▸ **Data for analysis**:
^^^^^^^^
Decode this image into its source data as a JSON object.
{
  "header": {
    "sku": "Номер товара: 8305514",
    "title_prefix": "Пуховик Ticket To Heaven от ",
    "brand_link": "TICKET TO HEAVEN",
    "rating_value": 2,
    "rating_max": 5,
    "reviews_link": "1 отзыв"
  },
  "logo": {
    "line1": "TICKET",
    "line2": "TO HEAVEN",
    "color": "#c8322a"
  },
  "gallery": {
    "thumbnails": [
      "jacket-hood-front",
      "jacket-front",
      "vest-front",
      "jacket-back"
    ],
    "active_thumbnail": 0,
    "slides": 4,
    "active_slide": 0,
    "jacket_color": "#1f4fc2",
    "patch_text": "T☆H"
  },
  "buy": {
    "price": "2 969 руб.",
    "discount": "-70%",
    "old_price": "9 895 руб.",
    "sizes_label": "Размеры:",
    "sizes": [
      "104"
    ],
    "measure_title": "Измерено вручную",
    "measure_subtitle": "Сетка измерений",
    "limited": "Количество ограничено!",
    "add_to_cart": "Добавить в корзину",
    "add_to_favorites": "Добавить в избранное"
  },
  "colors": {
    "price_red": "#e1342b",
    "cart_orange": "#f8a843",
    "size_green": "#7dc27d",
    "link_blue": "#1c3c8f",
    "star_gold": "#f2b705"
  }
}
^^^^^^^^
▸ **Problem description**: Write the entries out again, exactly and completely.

▸ **Solution for this exercise**:
Decode this image into its source data as a JSON object.
{
  "header": {
    "sku": "Номер товара: 8305514",
    "title_prefix": "Пуховик Ticket To Heaven от ",
    "brand_link": "TICKET TO HEAVEN",
    "rating_value": 2,
    "rating_max": 5,
    "reviews_link": "1 отзыв"
  },
  "logo": {
    "line1": "TICKET",
    "line2": "TO HEAVEN",
    "color": "#c8322a"
  },
  "gallery": {
    "thumbnails": [
      "jacket-hood-front",
      "jacket-front",
      "vest-front",
      "jacket-back"
    ],
    "active_thumbnail": 0,
    "slides": 4,
    "active_slide": 0,
    "jacket_color": "#1f4fc2",
    "patch_text": "T☆H"
  },
  "buy": {
    "price": "2 969 руб.",
    "discount": "-70%",
    "old_price": "9 895 руб.",
    "sizes_label": "Размеры:",
    "sizes": [
      "104"
    ],
    "measure_title": "Измерено вручную",
    "measure_subtitle": "Сетка измерений",
    "limited": "Количество ограничено!",
    "add_to_cart": "Добавить в корзину",
    "add_to_favorites": "Добавить в избранное"
  },
  "colors": {
    "price_red": "#e1342b",
    "cart_orange": "#f8a843",
    "size_green": "#7dc27d",
    "link_blue": "#1c3c8f",
    "star_gold": "#f2b705"
  }
}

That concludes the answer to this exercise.